THE TASK: Answer with a number only, stating how many lines of the records hold the word "systems".

DATA TO EXAMINE:
►
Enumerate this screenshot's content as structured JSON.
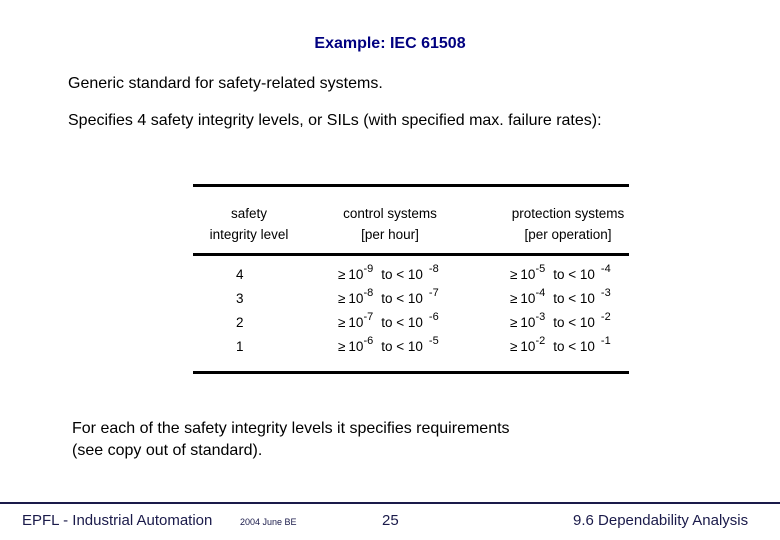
{
  "slide": {
    "title": "Example: IEC 61508",
    "line1": "Generic standard for safety-related systems.",
    "line2": "Specifies 4 safety integrity levels, or SILs (with specified max. failure rates):",
    "table": {
      "headers": [
        {
          "line1": "safety",
          "line2": "integrity level"
        },
        {
          "line1": "control systems",
          "line2": "[per hour]"
        },
        {
          "line1": "protection systems",
          "line2": "[per operation]"
        }
      ],
      "ge_symbol": "≥",
      "base": "10",
      "to_text": "to < 10",
      "rows": [
        {
          "level": "4",
          "control": {
            "lo": "-9",
            "hi": "-8"
          },
          "protection": {
            "lo": "-5",
            "hi": "-4"
          }
        },
        {
          "level": "3",
          "control": {
            "lo": "-8",
            "hi": "-7"
          },
          "protection": {
            "lo": "-4",
            "hi": "-3"
          }
        },
        {
          "level": "2",
          "control": {
            "lo": "-7",
            "hi": "-6"
          },
          "protection": {
            "lo": "-3",
            "hi": "-2"
          }
        },
        {
          "level": "1",
          "control": {
            "lo": "-6",
            "hi": "-5"
          },
          "protection": {
            "lo": "-2",
            "hi": "-1"
          }
        }
      ]
    },
    "para3_line1": "For each of the safety integrity levels it specifies requirements",
    "para3_line2": "(see copy out of standard)."
  },
  "footer": {
    "org": "EPFL - Industrial Automation",
    "date": "2004 June BE",
    "page": "25",
    "section": "9.6 Dependability Analysis"
  },
  "colors": {
    "title": "#000080",
    "footer": "#1a1a4a"
  }
}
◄
RESPONSE AREA: 3